McCollum, 60, a former Navy officer who served on the House Intelligence Committee, was named to an advisory panel on domestic security created by Gov. Bush after the Sept. 11 terrorist attacks.
On Tuesday, some conservative organizations, including National Right to Life and Florida Family Focus, criticized McCollum for backing stem-cell research on embryos produced through in-vitro fertilization. The McCollum camp cried foul and blamed Martinez.
“Obviously, this is a desperate tactic from a campaign that’s running behind,” said Shannon Gravitte, McCollum’s communications director. “Bill McCollum has a 20-year record as a pro-life, pro-family conservative.”
In 2000, McCollum narrowly lost against Florida’s other Democratic senator, Bill Nelson.
Another recent poll showed McCollum still in the lead. Businessman Doug Gallagher and former Florida House Speaker Johnnie Byrd have been running third and fourth, respectively, among GOP candidates.
On the Democratic side, it has effectively become a two-way battle to retain the Senate seat the 67-year-old Graham filled for three terms.
In the final days of the campaign, Castor, 63, was skewered in a television advertisement by rival candidate U.S. Rep. Peter Deutsch of Hollywood for not doing more while president of the University of South Florida to oppose the activities of a Palestinian professor, Sami Al-Arian, who was subsequently arrested and accused of aiding suicide bombers in Israel.

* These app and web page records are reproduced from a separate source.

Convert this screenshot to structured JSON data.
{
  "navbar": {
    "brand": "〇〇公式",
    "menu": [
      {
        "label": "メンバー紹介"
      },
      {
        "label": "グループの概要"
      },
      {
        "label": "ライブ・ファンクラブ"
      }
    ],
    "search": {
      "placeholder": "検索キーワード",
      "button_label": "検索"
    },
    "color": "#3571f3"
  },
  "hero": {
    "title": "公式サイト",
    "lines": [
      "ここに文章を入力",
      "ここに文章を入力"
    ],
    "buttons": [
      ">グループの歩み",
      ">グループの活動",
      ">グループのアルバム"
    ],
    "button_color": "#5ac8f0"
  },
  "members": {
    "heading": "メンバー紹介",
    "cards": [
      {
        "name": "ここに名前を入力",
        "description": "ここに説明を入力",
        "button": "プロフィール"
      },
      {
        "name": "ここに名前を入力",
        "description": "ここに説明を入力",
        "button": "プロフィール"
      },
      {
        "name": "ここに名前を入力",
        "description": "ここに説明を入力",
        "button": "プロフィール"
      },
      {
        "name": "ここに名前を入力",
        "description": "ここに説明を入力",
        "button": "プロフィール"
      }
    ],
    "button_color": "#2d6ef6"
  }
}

On the campaign trail, Castor has stressed her experience in state government and ability to work with Republicans, and her proven capability at winning votes in the Panhandle and other conservative and Republican areas of Florida.
But the Deutsch camp has argued that the Al-Arian affair would be her Achilles’ heel if she made it to the general election.
“The facts of the Al-Arian case continue to be troubling and will make strong fodder for the Republicans” if Castor emerges victorious from the primary, said Roy Teicher, communications director for the Deutsch campaign. Deutsch, 47, a self-described “fighter” in his 12th year in Congress, has vowed to introduce a bill mandating universal healthcare on his first day in the Senate.
Matt Burgess, spokesman for the Castor campaign, said the TV spot that had been aired in Orlando and Tampa violated a pledge that Deutsch signed with other Democratic candidates to refrain from personal attacks.
“It shows he can’t be trusted. He’s just nasty and desperate,” Burgess said. The spokesman also defended Castor’s actions while university president. “She suspended Al-Arian,” he said. “She took the initial steps that led to his dismissal.”
Running a distant third for the Democrats is outgoing Miami-Dade Mayor Alex Penelas, whose candidacy is viewed as toxic by many in his party who found him conspicuously absent in the home stretch of the last presidential election.
In June, former Vice President Al Gore fired off an e-mail denouncing Penelas as “the single most treacherous and dishonest person I dealt with during the campaign anywhere in America.”
Penelas says he has always conducted himself as a loyal Democrat. In a televised debate with the two leading Democratic candidates, he called for withdrawing all U.S. troops from Iraq by the end of 2005.